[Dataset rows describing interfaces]

┄┄┄┄┄┄┄┄┄┄┄┄┄┄┄┄┄┄┄┄

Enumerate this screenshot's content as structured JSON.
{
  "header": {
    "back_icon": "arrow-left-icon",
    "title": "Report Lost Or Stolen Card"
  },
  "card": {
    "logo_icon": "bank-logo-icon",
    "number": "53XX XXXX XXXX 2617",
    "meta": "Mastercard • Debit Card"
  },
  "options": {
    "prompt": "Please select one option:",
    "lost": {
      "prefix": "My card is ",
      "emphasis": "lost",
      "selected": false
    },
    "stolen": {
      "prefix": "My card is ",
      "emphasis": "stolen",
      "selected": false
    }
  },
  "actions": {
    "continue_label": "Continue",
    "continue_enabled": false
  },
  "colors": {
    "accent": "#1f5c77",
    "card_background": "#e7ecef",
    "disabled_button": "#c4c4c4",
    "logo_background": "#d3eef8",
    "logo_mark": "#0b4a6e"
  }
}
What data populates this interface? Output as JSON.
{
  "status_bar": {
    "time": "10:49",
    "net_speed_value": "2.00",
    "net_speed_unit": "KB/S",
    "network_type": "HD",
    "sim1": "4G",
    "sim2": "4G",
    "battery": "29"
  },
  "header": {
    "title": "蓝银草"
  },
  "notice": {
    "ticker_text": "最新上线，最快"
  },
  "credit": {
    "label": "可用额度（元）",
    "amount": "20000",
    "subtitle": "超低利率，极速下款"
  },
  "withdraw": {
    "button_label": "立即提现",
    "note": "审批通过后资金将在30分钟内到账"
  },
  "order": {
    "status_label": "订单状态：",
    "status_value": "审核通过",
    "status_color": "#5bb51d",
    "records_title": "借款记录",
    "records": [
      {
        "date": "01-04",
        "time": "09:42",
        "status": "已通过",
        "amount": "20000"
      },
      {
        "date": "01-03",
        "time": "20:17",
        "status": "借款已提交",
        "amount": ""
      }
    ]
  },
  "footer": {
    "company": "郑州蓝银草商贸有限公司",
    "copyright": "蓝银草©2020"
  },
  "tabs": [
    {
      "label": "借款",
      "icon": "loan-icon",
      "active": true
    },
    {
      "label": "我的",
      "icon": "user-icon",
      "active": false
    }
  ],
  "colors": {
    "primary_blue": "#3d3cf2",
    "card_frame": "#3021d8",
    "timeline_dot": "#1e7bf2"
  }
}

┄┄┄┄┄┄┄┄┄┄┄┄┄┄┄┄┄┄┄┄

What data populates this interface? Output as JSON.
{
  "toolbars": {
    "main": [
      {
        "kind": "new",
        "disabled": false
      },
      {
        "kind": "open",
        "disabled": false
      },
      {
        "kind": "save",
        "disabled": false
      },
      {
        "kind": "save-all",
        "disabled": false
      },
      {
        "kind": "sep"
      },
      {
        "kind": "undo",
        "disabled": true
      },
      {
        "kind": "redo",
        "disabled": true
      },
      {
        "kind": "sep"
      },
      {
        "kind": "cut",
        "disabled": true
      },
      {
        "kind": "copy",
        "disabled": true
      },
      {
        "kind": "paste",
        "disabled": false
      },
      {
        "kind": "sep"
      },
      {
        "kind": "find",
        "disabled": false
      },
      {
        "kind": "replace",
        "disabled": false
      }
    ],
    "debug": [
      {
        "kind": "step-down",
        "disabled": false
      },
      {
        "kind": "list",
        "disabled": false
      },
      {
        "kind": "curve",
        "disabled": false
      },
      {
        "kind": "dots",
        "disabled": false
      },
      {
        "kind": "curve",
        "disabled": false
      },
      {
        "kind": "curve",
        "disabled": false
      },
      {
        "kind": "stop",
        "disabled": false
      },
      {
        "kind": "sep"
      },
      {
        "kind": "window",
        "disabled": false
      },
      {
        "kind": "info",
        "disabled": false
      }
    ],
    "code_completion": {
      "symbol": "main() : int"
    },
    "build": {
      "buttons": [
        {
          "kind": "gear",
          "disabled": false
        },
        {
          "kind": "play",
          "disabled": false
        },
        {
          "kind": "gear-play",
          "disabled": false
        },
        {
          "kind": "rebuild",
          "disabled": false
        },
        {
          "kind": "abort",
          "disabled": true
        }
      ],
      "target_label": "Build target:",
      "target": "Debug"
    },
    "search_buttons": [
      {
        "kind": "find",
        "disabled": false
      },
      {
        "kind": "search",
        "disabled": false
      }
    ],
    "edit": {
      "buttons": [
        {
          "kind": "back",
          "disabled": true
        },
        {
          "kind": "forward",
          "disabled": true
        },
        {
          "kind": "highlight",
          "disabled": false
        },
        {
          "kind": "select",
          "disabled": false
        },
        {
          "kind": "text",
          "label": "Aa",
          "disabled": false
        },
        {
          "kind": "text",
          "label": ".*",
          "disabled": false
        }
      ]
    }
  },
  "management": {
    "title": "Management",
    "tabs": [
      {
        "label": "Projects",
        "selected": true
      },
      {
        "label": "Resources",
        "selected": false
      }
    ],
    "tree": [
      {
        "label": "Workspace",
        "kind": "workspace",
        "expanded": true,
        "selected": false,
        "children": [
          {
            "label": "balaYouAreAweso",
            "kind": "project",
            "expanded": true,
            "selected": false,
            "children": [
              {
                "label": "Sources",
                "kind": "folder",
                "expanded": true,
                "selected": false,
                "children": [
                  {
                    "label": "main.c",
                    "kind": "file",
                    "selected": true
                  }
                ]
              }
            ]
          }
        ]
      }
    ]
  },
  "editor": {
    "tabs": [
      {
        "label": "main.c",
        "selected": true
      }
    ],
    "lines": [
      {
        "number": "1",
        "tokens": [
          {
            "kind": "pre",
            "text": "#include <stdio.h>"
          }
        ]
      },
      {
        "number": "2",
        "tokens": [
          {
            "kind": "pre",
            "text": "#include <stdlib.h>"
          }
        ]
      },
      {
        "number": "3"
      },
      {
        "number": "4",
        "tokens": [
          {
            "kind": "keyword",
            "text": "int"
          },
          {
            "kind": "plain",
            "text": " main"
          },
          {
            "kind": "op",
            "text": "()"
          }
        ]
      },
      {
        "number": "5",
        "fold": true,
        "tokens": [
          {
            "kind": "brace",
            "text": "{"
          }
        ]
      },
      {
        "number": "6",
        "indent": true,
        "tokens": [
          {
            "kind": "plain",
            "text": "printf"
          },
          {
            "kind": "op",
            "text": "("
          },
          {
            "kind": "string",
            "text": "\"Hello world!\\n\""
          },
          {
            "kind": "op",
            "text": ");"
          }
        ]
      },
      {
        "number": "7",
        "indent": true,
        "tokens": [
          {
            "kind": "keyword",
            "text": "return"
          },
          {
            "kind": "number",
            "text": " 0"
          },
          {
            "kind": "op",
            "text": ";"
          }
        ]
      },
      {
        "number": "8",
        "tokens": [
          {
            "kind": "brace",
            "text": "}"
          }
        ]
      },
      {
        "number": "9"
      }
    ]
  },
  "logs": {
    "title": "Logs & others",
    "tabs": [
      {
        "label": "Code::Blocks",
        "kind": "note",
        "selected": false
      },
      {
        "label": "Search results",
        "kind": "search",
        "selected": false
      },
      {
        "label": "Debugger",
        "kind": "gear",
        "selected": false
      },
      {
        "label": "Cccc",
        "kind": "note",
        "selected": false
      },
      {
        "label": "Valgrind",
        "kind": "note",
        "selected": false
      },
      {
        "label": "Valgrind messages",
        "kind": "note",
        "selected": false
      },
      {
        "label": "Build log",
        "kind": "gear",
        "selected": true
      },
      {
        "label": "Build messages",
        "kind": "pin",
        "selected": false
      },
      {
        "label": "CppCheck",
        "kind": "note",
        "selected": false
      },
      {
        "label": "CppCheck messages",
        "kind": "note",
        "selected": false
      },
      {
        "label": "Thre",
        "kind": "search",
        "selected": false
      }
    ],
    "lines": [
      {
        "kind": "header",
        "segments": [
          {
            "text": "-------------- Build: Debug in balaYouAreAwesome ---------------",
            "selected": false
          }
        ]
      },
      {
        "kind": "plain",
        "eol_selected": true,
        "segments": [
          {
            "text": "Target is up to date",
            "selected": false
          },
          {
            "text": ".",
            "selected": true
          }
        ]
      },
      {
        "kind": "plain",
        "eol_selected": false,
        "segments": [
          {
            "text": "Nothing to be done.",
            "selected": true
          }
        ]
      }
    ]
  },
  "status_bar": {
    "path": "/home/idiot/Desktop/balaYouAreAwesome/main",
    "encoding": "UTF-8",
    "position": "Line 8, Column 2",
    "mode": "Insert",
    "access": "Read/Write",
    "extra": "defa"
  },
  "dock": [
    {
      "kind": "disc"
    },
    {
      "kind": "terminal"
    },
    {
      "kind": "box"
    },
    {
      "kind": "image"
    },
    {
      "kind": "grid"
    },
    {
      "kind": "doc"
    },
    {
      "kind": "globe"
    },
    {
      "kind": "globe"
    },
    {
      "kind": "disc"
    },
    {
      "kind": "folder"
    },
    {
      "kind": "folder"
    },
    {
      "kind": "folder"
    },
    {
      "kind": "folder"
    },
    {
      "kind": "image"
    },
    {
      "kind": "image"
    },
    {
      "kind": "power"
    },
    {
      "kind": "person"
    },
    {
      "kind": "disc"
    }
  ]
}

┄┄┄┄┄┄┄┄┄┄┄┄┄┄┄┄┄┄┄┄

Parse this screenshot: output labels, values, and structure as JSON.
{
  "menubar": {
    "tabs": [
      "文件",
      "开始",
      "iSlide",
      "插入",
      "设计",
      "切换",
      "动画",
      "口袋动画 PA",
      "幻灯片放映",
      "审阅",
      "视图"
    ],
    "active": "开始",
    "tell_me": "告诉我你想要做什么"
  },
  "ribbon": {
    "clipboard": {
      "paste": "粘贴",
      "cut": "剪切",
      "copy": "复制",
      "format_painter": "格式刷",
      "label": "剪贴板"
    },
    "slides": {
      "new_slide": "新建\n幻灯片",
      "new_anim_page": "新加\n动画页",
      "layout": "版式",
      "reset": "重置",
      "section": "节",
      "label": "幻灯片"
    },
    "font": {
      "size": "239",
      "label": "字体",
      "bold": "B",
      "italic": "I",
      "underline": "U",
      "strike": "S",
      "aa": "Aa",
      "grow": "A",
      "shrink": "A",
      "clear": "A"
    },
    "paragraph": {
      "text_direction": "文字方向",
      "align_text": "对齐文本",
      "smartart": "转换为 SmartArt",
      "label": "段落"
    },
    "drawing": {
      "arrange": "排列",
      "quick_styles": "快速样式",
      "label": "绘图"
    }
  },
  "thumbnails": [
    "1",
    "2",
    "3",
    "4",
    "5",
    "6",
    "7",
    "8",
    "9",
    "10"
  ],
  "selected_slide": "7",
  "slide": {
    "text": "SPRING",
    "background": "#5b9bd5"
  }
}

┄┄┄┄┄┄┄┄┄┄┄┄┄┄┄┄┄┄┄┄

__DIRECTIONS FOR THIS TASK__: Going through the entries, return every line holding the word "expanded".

__SOLUTION TO THE EXERCISE__:
        "expanded": true,
            "expanded": true,
                "expanded": true,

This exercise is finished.